### Raw data
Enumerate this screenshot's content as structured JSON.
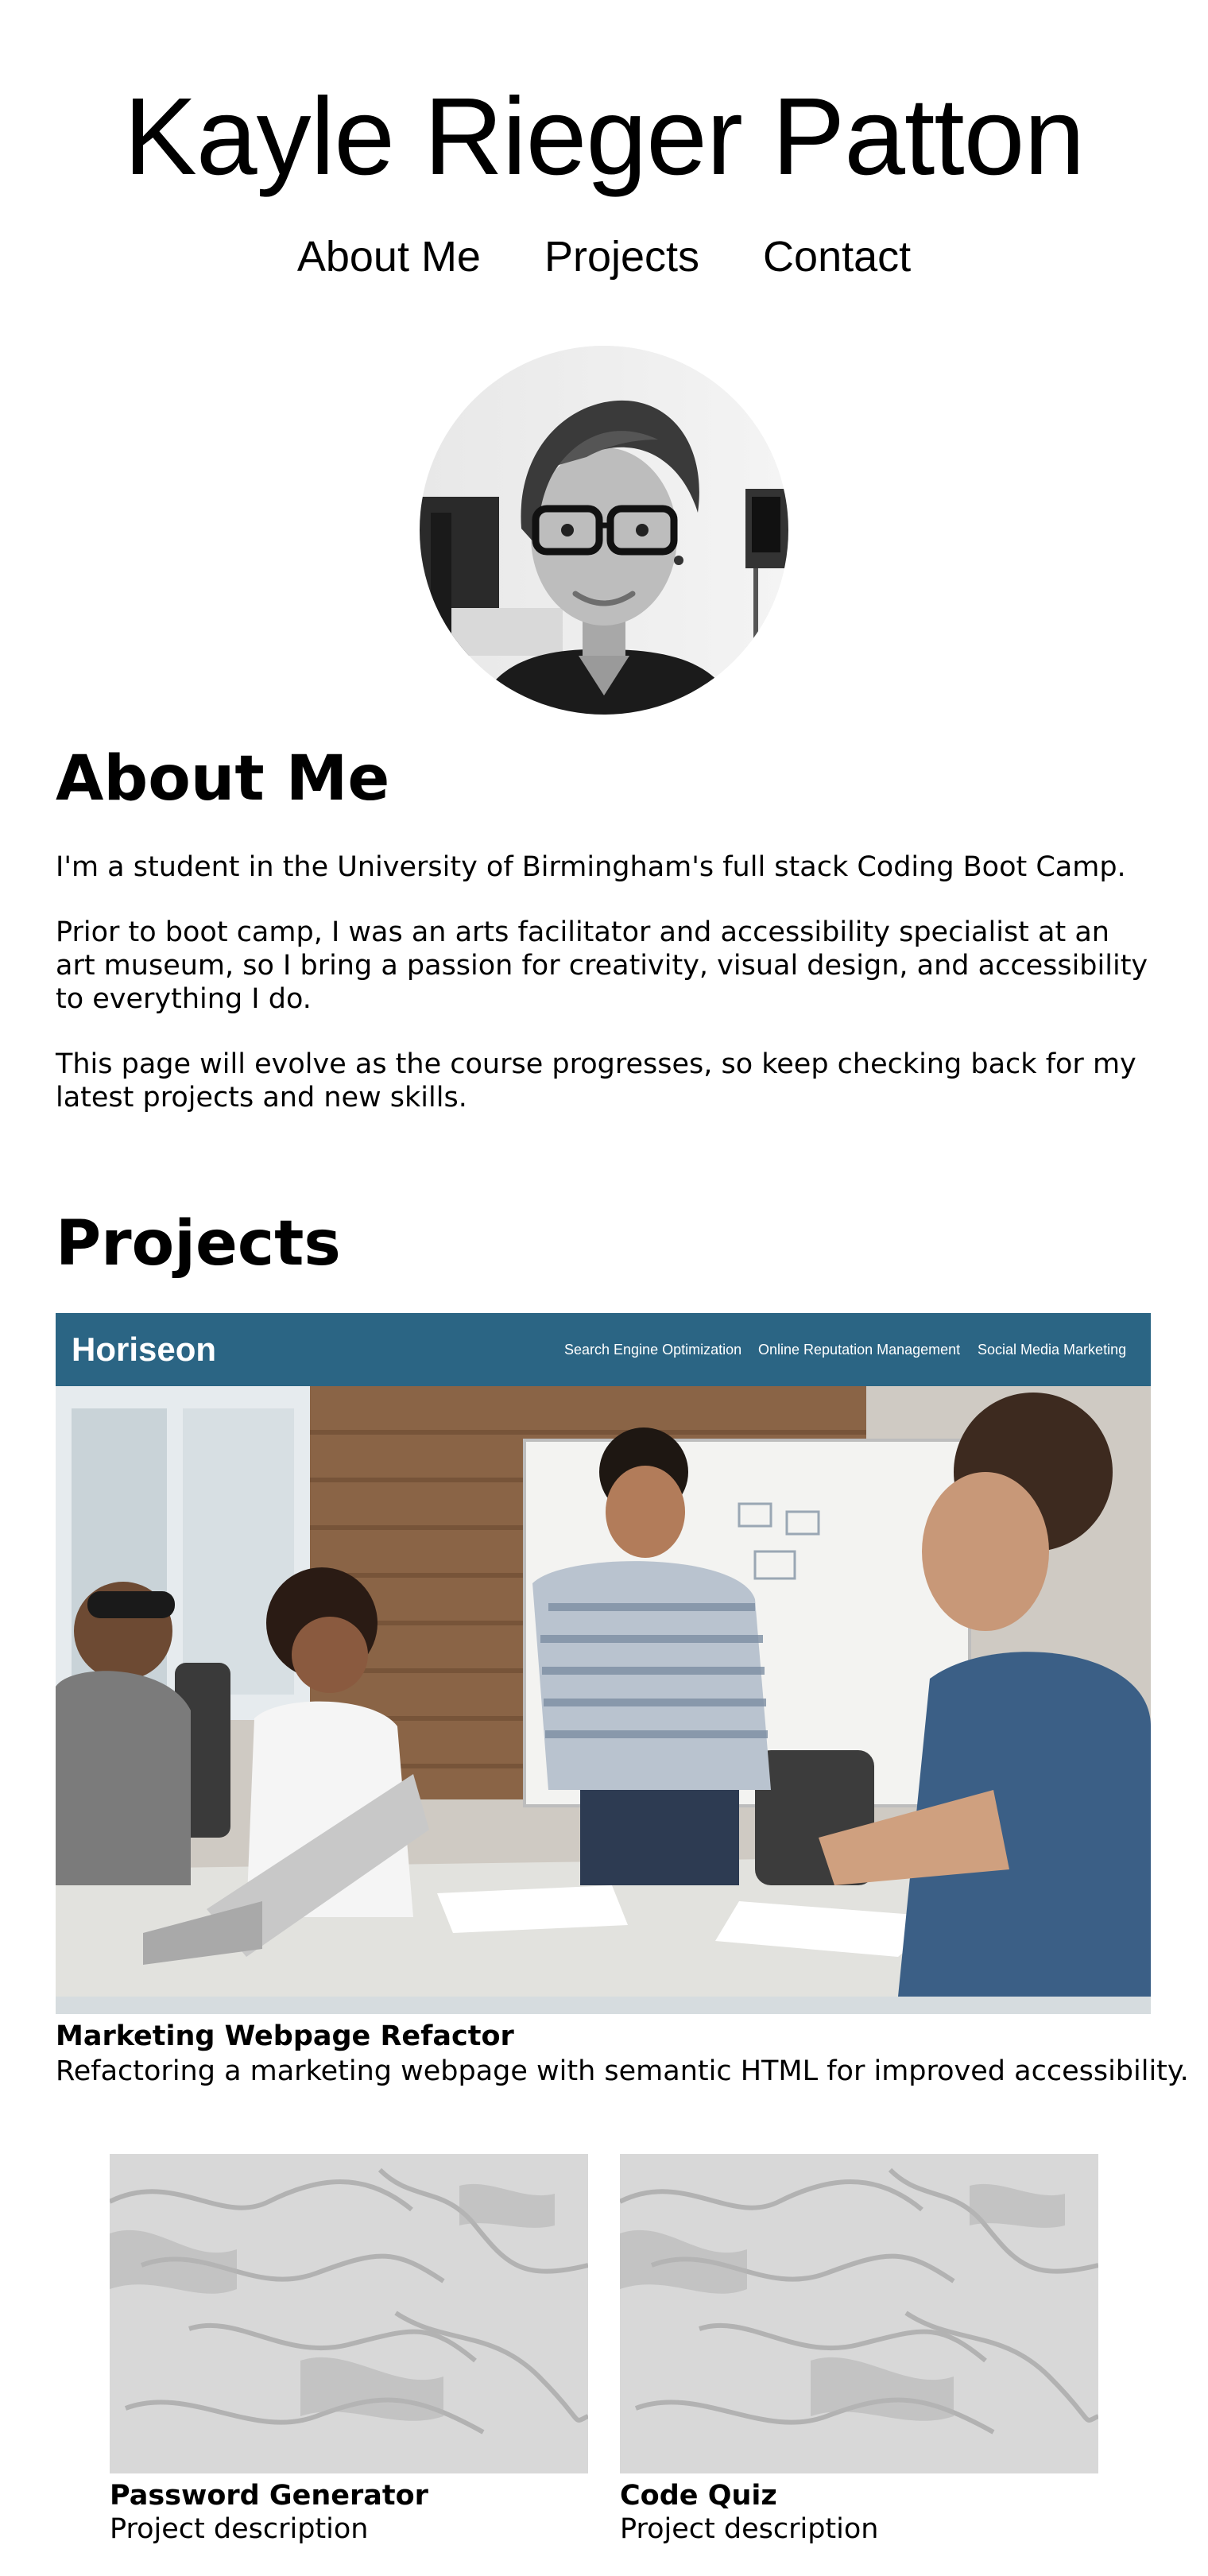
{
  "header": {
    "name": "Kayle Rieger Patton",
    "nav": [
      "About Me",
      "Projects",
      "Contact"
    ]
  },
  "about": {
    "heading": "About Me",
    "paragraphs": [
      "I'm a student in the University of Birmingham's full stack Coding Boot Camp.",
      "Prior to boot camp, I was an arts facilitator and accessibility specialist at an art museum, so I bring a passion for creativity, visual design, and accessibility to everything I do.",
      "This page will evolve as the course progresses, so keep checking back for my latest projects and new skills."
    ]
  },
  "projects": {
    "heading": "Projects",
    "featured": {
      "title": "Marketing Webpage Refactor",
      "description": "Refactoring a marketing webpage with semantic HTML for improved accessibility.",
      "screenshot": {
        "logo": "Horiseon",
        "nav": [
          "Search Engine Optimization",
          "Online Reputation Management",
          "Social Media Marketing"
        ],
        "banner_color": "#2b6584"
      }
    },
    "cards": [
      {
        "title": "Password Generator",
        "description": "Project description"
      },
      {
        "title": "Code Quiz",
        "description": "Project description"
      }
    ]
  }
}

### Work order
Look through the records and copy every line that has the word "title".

### Output for this exercise
      "title": "Marketing Webpage Refactor",
        "title": "Password Generator",
        "title": "Code Quiz",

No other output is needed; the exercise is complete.